→ Record set:
-- Opening Marker --

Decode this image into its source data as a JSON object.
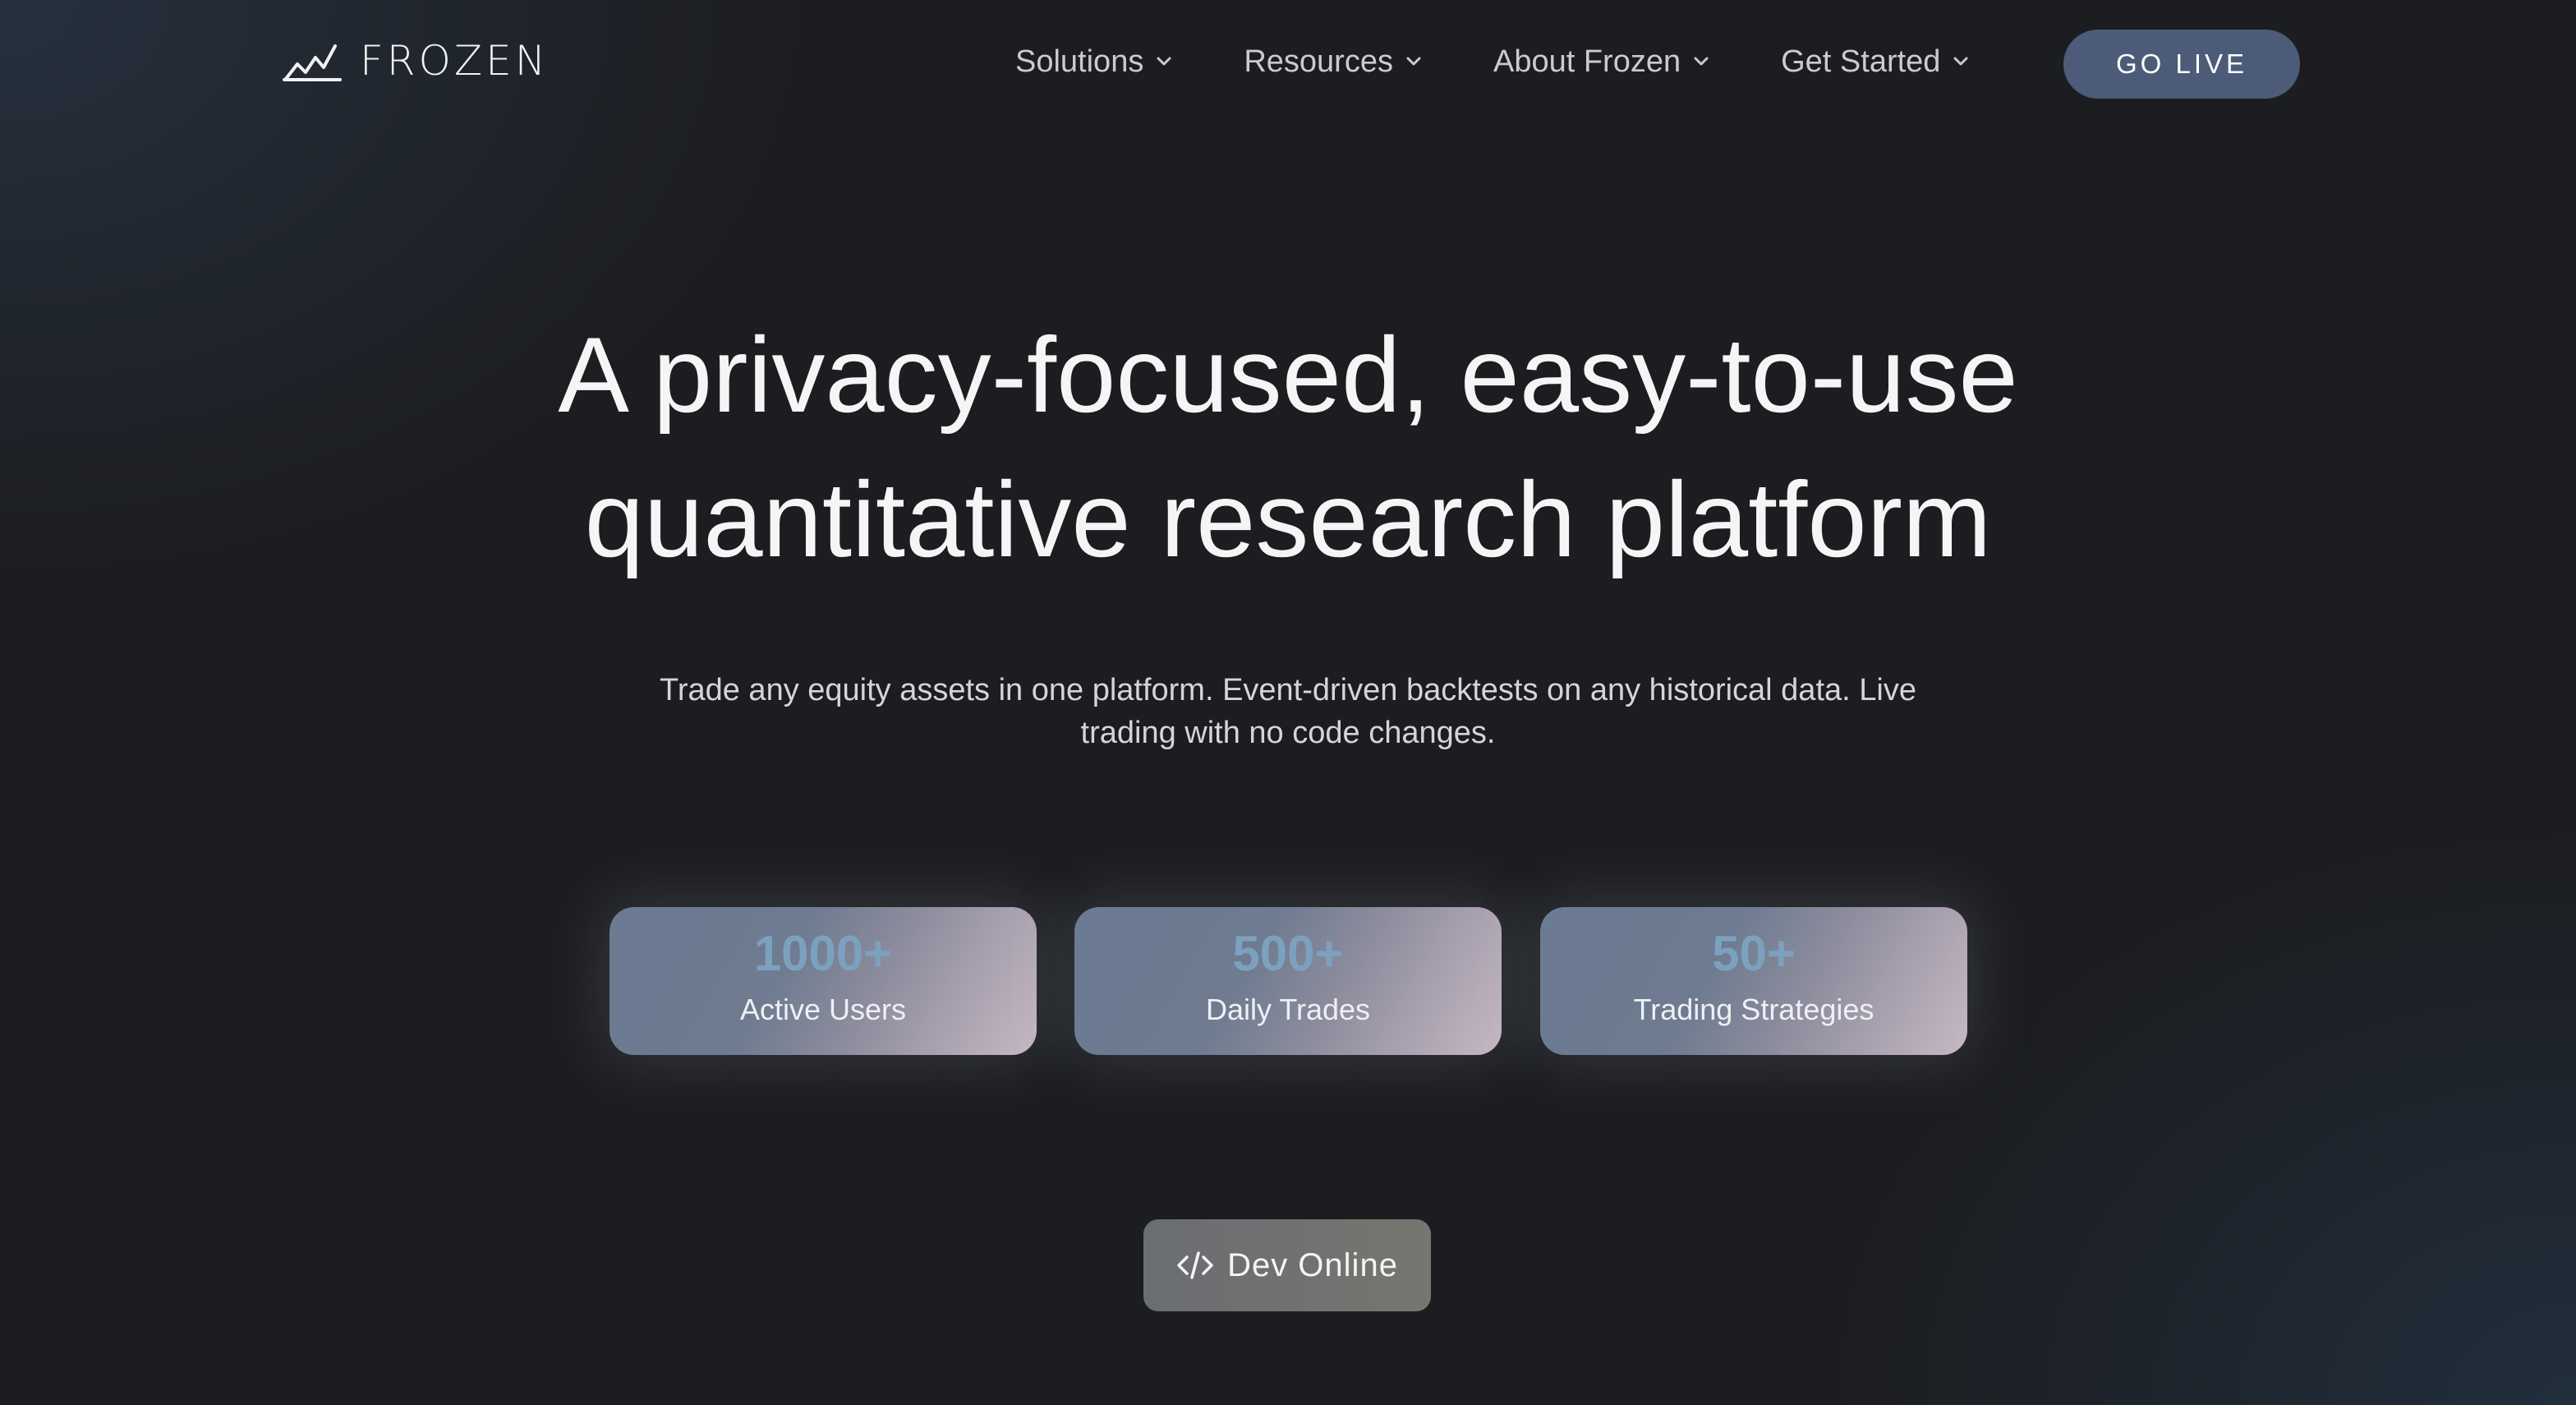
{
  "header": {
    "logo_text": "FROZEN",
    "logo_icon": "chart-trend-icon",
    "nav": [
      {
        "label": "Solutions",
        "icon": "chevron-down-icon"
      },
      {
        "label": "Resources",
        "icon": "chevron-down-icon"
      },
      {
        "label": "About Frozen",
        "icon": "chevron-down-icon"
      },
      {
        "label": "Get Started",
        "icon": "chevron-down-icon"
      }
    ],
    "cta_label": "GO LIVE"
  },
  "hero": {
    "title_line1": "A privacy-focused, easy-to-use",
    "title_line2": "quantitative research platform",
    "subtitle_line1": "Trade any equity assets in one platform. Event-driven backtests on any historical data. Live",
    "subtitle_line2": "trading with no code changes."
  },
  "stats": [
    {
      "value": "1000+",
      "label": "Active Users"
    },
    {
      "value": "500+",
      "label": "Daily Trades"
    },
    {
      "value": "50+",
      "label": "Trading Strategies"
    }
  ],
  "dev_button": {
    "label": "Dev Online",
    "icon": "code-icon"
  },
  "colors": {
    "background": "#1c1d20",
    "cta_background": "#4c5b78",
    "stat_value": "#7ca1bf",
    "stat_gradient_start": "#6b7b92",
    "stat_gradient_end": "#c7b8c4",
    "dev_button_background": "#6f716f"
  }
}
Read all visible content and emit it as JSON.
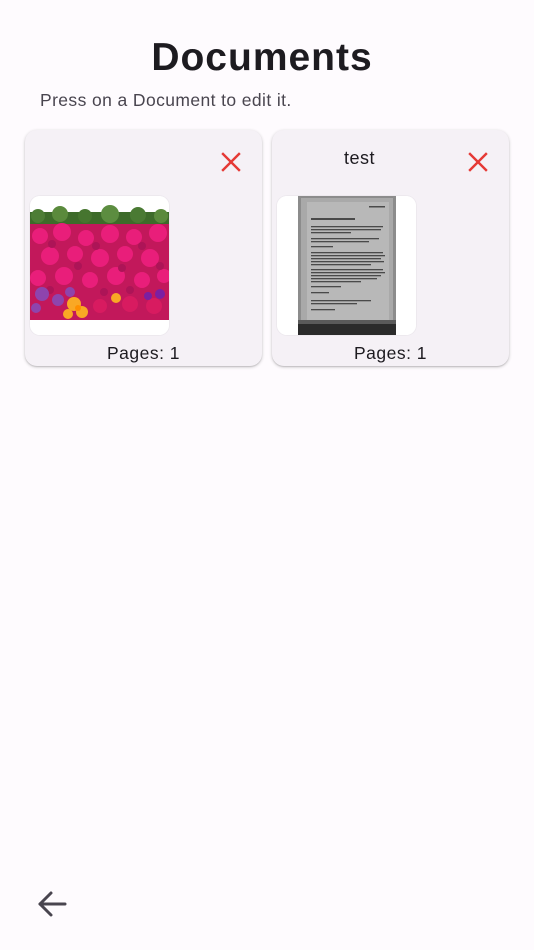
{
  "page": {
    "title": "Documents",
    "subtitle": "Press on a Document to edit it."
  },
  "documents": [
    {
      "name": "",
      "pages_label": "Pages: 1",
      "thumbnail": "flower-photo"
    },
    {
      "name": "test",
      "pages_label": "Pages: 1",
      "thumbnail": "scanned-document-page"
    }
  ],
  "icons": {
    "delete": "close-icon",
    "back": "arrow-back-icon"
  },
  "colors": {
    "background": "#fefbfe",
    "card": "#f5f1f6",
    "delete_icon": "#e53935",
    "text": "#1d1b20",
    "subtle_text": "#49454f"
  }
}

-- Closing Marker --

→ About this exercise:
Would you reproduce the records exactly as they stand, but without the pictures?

→ Response:
Decode this image into its source data as a JSON object.
{
  "header": {
    "logo_text": "FROZEN",
    "logo_icon": "chart-trend-icon",
    "nav": [
      {
        "label": "Solutions",
        "icon": "chevron-down-icon"
      },
      {
        "label": "Resources",
        "icon": "chevron-down-icon"
      },
      {
        "label": "About Frozen",
        "icon": "chevron-down-icon"
      },
      {
        "label": "Get Started",
        "icon": "chevron-down-icon"
      }
    ],
    "cta_label": "GO LIVE"
  },
  "hero": {
    "title_line1": "A privacy-focused, easy-to-use",
    "title_line2": "quantitative research platform",
    "subtitle_line1": "Trade any equity assets in one platform. Event-driven backtests on any historical data. Live",
    "subtitle_line2": "trading with no code changes."
  },
  "stats": [
    {
      "value": "1000+",
      "label": "Active Users"
    },
    {
      "value": "500+",
      "label": "Daily Trades"
    },
    {
      "value": "50+",
      "label": "Trading Strategies"
    }
  ],
  "dev_button": {
    "label": "Dev Online",
    "icon": "code-icon"
  },
  "colors": {
    "background": "#1c1d20",
    "cta_background": "#4c5b78",
    "stat_value": "#7ca1bf",
    "stat_gradient_start": "#6b7b92",
    "stat_gradient_end": "#c7b8c4",
    "dev_button_background": "#6f716f"
  }
}
Read all visible content and emit it as JSON.
{
  "page": {
    "title": "Documents",
    "subtitle": "Press on a Document to edit it."
  },
  "documents": [
    {
      "name": "",
      "pages_label": "Pages: 1",
      "thumbnail": "flower-photo"
    },
    {
      "name": "test",
      "pages_label": "Pages: 1",
      "thumbnail": "scanned-document-page"
    }
  ],
  "icons": {
    "delete": "close-icon",
    "back": "arrow-back-icon"
  },
  "colors": {
    "background": "#fefbfe",
    "card": "#f5f1f6",
    "delete_icon": "#e53935",
    "text": "#1d1b20",
    "subtle_text": "#49454f"
  }
}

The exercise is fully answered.